Requirement:
Below are the records; copy each line in which "Open" can be found.
──────── Data for this exercise ────────
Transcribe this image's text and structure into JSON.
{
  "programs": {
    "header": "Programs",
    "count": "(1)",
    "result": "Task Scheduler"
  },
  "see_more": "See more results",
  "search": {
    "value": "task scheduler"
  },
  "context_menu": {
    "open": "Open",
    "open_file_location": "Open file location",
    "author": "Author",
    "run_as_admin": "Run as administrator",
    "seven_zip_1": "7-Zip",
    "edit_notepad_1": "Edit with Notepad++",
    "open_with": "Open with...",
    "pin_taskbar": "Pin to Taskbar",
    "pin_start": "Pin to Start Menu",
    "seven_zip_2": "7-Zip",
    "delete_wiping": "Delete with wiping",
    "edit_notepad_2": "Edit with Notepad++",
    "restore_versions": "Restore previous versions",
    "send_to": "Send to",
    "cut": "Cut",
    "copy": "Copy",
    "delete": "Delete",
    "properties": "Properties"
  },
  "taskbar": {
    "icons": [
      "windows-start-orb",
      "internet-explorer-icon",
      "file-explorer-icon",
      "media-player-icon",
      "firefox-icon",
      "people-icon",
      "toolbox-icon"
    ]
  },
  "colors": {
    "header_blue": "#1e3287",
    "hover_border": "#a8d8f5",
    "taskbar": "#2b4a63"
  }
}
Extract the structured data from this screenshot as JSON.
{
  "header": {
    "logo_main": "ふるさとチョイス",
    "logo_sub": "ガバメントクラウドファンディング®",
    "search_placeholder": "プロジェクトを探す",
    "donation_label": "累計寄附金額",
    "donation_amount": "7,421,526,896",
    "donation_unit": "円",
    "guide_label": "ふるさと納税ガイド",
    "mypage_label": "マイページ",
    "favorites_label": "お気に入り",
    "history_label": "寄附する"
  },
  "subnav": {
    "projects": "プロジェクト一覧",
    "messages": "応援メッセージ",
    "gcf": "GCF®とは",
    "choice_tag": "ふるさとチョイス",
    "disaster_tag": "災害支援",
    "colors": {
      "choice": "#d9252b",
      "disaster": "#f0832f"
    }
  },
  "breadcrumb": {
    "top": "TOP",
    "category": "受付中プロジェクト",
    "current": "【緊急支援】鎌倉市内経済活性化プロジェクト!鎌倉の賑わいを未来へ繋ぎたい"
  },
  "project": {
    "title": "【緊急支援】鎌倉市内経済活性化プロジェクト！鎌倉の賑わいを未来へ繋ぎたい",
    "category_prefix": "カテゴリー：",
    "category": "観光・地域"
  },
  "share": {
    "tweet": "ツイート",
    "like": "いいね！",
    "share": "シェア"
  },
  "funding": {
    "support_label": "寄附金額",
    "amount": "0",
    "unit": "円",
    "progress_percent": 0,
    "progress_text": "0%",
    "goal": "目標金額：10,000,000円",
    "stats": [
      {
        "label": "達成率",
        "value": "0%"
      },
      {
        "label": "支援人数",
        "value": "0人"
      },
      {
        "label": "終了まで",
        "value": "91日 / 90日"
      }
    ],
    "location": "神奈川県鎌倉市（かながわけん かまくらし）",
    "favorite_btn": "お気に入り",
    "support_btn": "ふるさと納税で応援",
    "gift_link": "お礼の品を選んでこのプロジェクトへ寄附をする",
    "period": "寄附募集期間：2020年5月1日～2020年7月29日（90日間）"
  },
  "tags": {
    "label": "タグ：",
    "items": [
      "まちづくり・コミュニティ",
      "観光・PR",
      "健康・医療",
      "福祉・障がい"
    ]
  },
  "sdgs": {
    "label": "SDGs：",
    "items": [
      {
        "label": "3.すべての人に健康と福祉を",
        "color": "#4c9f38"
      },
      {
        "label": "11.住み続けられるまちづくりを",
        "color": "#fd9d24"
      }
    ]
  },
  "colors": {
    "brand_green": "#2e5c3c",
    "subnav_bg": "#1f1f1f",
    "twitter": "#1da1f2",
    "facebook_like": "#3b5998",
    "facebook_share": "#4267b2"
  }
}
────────
Exercise output:
    "open": "Open",
    "open_file_location": "Open file location",
    "open_with": "Open with...",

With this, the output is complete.